* **Task statement**:
Restate all the data word for word and omit the pictures.

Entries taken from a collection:

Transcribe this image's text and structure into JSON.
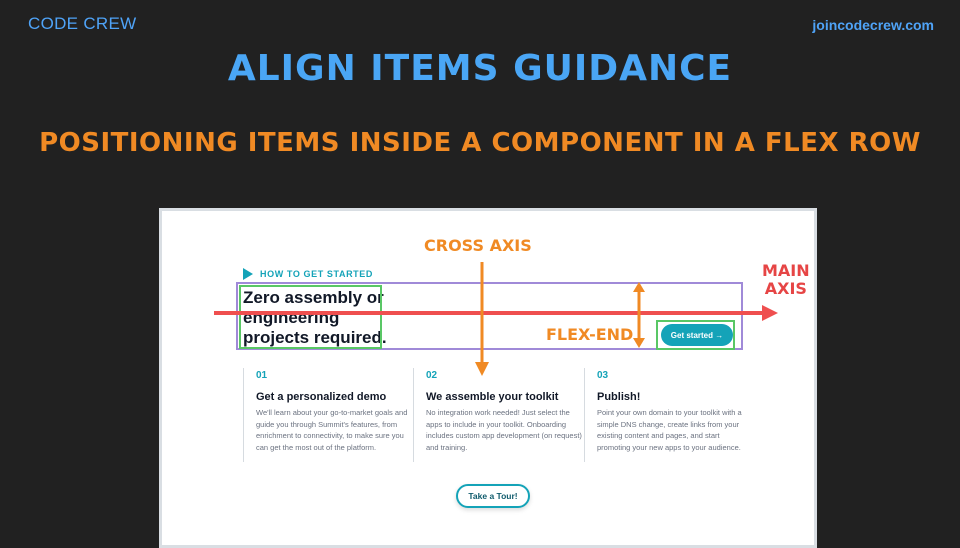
{
  "header": {
    "brand": "CODE CREW",
    "site": "joincodecrew.com"
  },
  "slide": {
    "title": "ALIGN ITEMS GUIDANCE",
    "subtitle": "POSITIONING ITEMS INSIDE A COMPONENT IN A FLEX ROW"
  },
  "screenshot": {
    "eyebrow": "HOW TO GET STARTED",
    "headline": "Zero assembly or engineering projects required.",
    "cta_label": "Get started →",
    "steps": [
      {
        "num": "01",
        "title": "Get a personalized demo",
        "body": "We'll learn about your go-to-market goals and guide you through Summit's features, from enrichment to connectivity, to make sure you can get the most out of the platform."
      },
      {
        "num": "02",
        "title": "We assemble your toolkit",
        "body": "No integration work needed! Just select the apps to include in your toolkit. Onboarding includes custom app development (on request) and training."
      },
      {
        "num": "03",
        "title": "Publish!",
        "body": "Point your own domain to your toolkit with a simple DNS change, create links from your existing content and pages, and start promoting your new apps to your audience."
      }
    ],
    "tour_label": "Take a Tour!"
  },
  "annotations": {
    "cross_axis": "CROSS AXIS",
    "main_axis_line1": "MAIN",
    "main_axis_line2": "AXIS",
    "flex_end": "FLEX-END",
    "colors": {
      "main_axis": "#ef4f4f",
      "cross_axis": "#f08a24",
      "container": "#a08ad8",
      "item": "#59c765"
    }
  },
  "icons": {
    "eyebrow": "play-icon"
  }
}
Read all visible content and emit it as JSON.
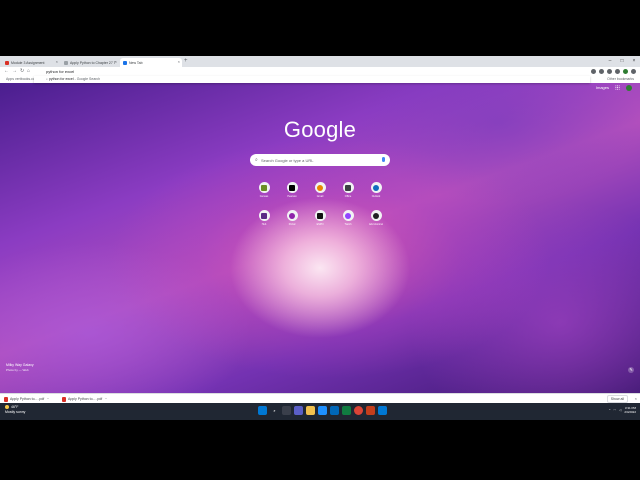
{
  "browser": {
    "tabs": [
      {
        "title": "Module 3 Assignment",
        "favicon_color": "#d93025",
        "active": false
      },
      {
        "title": "Apply Python to Chapter 27 T",
        "favicon_color": "#9aa0a6",
        "active": false
      },
      {
        "title": "New Tab",
        "favicon_color": "#1a73e8",
        "active": true
      }
    ],
    "omnibox_value": "python for excel",
    "suggestion_query": "python for excel",
    "suggestion_hint": "- Google Search",
    "bookmarks_left": "Apps  vertbooks.com",
    "bookmarks_right": "Other bookmarks"
  },
  "ntp": {
    "top_link": "Images",
    "logo": "Google",
    "search_placeholder": "Search Google or type a URL",
    "shortcuts": [
      {
        "label": "Canvas",
        "color": "#6b8e23",
        "icon": "shortcut-icon"
      },
      {
        "label": "Pearson",
        "color": "#000000",
        "icon": "shortcut-icon"
      },
      {
        "label": "Gmail",
        "color": "#ea8600",
        "icon": "shortcut-icon"
      },
      {
        "label": "Office",
        "color": "#3c4043",
        "icon": "shortcut-icon"
      },
      {
        "label": "Outlook",
        "color": "#0f6cbd",
        "icon": "shortcut-icon"
      },
      {
        "label": "Hub",
        "color": "#5b2a86",
        "icon": "shortcut-icon"
      },
      {
        "label": "Portal",
        "color": "#8e24aa",
        "icon": "shortcut-icon"
      },
      {
        "label": "ESPN",
        "color": "#111111",
        "icon": "shortcut-icon"
      },
      {
        "label": "Twitch",
        "color": "#9146ff",
        "icon": "shortcut-icon"
      },
      {
        "label": "Add shortcut",
        "color": "#202124",
        "icon": "add-icon"
      }
    ],
    "credit_line1": "Milky Way Galaxy",
    "credit_line2": "Photo by — Web"
  },
  "downloads": {
    "items": [
      {
        "name": "Apply Python to... .pdf"
      },
      {
        "name": "Apply Python to... .pdf"
      }
    ],
    "show_all": "Show all"
  },
  "taskbar": {
    "weather_temp": "46°F",
    "weather_desc": "Mostly sunny",
    "time": "3:31 PM",
    "date": "2/4/2022"
  }
}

* **Exercise result**:
Transcribe this image's text and structure into JSON.
{
  "header": {
    "brand": "CODE CREW",
    "site": "joincodecrew.com"
  },
  "slide": {
    "title": "ALIGN ITEMS GUIDANCE",
    "subtitle": "POSITIONING ITEMS INSIDE A COMPONENT IN A FLEX ROW"
  },
  "screenshot": {
    "eyebrow": "HOW TO GET STARTED",
    "headline": "Zero assembly or engineering projects required.",
    "cta_label": "Get started →",
    "steps": [
      {
        "num": "01",
        "title": "Get a personalized demo",
        "body": "We'll learn about your go-to-market goals and guide you through Summit's features, from enrichment to connectivity, to make sure you can get the most out of the platform."
      },
      {
        "num": "02",
        "title": "We assemble your toolkit",
        "body": "No integration work needed! Just select the apps to include in your toolkit. Onboarding includes custom app development (on request) and training."
      },
      {
        "num": "03",
        "title": "Publish!",
        "body": "Point your own domain to your toolkit with a simple DNS change, create links from your existing content and pages, and start promoting your new apps to your audience."
      }
    ],
    "tour_label": "Take a Tour!"
  },
  "annotations": {
    "cross_axis": "CROSS AXIS",
    "main_axis_line1": "MAIN",
    "main_axis_line2": "AXIS",
    "flex_end": "FLEX-END",
    "colors": {
      "main_axis": "#ef4f4f",
      "cross_axis": "#f08a24",
      "container": "#a08ad8",
      "item": "#59c765"
    }
  },
  "icons": {
    "eyebrow": "play-icon"
  }
}
Read all visible content and emit it as JSON.
{
  "browser": {
    "tabs": [
      {
        "title": "Module 3 Assignment",
        "favicon_color": "#d93025",
        "active": false
      },
      {
        "title": "Apply Python to Chapter 27 T",
        "favicon_color": "#9aa0a6",
        "active": false
      },
      {
        "title": "New Tab",
        "favicon_color": "#1a73e8",
        "active": true
      }
    ],
    "omnibox_value": "python for excel",
    "suggestion_query": "python for excel",
    "suggestion_hint": "- Google Search",
    "bookmarks_left": "Apps  vertbooks.com",
    "bookmarks_right": "Other bookmarks"
  },
  "ntp": {
    "top_link": "Images",
    "logo": "Google",
    "search_placeholder": "Search Google or type a URL",
    "shortcuts": [
      {
        "label": "Canvas",
        "color": "#6b8e23",
        "icon": "shortcut-icon"
      },
      {
        "label": "Pearson",
        "color": "#000000",
        "icon": "shortcut-icon"
      },
      {
        "label": "Gmail",
        "color": "#ea8600",
        "icon": "shortcut-icon"
      },
      {
        "label": "Office",
        "color": "#3c4043",
        "icon": "shortcut-icon"
      },
      {
        "label": "Outlook",
        "color": "#0f6cbd",
        "icon": "shortcut-icon"
      },
      {
        "label": "Hub",
        "color": "#5b2a86",
        "icon": "shortcut-icon"
      },
      {
        "label": "Portal",
        "color": "#8e24aa",
        "icon": "shortcut-icon"
      },
      {
        "label": "ESPN",
        "color": "#111111",
        "icon": "shortcut-icon"
      },
      {
        "label": "Twitch",
        "color": "#9146ff",
        "icon": "shortcut-icon"
      },
      {
        "label": "Add shortcut",
        "color": "#202124",
        "icon": "add-icon"
      }
    ],
    "credit_line1": "Milky Way Galaxy",
    "credit_line2": "Photo by — Web"
  },
  "downloads": {
    "items": [
      {
        "name": "Apply Python to... .pdf"
      },
      {
        "name": "Apply Python to... .pdf"
      }
    ],
    "show_all": "Show all"
  },
  "taskbar": {
    "weather_temp": "46°F",
    "weather_desc": "Mostly sunny",
    "time": "3:31 PM",
    "date": "2/4/2022"
  }
}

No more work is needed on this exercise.